-- Records to process follows --

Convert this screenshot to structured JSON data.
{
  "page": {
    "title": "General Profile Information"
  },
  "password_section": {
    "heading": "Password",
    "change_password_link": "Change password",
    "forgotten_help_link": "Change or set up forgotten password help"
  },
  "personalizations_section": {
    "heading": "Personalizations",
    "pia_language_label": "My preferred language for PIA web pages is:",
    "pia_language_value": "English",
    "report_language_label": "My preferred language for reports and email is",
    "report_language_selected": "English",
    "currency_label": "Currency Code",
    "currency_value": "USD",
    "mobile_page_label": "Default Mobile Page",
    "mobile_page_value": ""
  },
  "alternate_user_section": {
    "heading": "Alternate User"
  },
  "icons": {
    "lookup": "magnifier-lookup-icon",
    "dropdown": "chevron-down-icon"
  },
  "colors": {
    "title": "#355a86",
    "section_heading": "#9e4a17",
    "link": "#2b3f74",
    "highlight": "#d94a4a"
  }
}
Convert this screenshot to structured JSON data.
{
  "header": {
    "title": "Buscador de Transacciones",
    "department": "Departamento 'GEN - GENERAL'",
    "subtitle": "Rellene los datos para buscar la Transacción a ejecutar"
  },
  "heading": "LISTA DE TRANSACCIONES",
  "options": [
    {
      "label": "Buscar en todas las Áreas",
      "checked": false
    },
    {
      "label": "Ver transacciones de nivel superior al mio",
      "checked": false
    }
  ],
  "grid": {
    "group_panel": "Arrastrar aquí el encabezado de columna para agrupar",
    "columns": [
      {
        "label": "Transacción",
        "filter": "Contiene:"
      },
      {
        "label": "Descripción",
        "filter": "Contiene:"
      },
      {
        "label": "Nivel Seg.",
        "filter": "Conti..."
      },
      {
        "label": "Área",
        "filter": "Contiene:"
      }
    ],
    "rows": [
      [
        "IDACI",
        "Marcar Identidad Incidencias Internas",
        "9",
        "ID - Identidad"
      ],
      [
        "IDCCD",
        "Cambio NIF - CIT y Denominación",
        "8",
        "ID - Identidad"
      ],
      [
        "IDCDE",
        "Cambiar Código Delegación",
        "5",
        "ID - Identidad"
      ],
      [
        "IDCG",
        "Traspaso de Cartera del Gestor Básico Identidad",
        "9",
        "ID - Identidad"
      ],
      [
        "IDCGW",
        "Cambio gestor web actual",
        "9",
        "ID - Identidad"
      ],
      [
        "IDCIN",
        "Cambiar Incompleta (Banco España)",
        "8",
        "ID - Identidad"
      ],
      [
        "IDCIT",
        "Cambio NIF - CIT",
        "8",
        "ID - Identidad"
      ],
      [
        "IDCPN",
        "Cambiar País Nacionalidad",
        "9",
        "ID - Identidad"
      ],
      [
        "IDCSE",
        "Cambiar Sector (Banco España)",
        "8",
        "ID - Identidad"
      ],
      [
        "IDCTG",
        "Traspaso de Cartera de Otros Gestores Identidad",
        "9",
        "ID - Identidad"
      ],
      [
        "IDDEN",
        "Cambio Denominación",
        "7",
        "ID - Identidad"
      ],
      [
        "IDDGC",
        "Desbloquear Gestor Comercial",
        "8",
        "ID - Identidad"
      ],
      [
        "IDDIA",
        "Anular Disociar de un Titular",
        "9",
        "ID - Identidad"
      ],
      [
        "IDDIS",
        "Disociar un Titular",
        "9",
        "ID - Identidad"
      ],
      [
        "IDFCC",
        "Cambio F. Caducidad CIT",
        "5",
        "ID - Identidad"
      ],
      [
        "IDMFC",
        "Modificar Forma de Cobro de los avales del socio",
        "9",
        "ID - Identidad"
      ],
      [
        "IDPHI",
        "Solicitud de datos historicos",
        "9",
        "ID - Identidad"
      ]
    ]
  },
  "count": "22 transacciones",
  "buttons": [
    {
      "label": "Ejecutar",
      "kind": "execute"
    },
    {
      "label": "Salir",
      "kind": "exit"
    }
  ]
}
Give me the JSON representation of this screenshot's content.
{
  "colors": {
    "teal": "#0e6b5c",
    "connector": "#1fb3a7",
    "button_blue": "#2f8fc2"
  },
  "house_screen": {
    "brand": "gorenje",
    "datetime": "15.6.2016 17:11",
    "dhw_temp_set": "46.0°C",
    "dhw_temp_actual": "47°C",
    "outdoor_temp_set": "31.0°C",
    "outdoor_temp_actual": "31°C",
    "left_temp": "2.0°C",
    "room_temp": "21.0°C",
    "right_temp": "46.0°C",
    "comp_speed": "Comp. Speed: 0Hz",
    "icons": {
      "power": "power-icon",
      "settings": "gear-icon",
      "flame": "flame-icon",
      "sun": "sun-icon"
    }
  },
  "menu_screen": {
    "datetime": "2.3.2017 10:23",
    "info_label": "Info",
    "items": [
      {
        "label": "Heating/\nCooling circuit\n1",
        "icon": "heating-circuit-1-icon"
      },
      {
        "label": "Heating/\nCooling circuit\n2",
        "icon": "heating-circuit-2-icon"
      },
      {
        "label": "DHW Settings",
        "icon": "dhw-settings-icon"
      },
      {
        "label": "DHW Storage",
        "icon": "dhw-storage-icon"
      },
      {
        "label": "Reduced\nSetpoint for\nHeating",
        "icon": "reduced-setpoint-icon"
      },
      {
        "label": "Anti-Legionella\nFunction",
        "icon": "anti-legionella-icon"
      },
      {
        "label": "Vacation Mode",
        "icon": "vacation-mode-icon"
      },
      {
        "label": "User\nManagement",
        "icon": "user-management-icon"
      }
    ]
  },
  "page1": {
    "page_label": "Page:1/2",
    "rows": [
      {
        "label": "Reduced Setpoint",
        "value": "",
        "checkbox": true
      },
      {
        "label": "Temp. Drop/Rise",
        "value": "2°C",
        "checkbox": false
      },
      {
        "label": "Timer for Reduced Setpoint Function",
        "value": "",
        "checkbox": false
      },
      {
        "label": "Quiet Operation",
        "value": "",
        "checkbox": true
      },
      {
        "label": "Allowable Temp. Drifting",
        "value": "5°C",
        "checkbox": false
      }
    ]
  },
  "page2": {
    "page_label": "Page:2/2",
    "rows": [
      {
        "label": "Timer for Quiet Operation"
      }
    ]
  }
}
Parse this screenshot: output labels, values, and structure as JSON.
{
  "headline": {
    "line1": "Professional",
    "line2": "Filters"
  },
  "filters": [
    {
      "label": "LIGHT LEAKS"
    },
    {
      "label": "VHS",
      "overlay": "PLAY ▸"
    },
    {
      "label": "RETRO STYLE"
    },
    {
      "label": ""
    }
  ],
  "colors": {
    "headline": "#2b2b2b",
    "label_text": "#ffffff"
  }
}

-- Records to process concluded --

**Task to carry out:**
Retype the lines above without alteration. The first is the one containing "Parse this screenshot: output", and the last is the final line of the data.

**Answer to the exercise:**
Parse this screenshot: output labels, values, and structure as JSON.
{
  "headline": {
    "line1": "Professional",
    "line2": "Filters"
  },
  "filters": [
    {
      "label": "LIGHT LEAKS"
    },
    {
      "label": "VHS",
      "overlay": "PLAY ▸"
    },
    {
      "label": "RETRO STYLE"
    },
    {
      "label": ""
    }
  ],
  "colors": {
    "headline": "#2b2b2b",
    "label_text": "#ffffff"
  }
}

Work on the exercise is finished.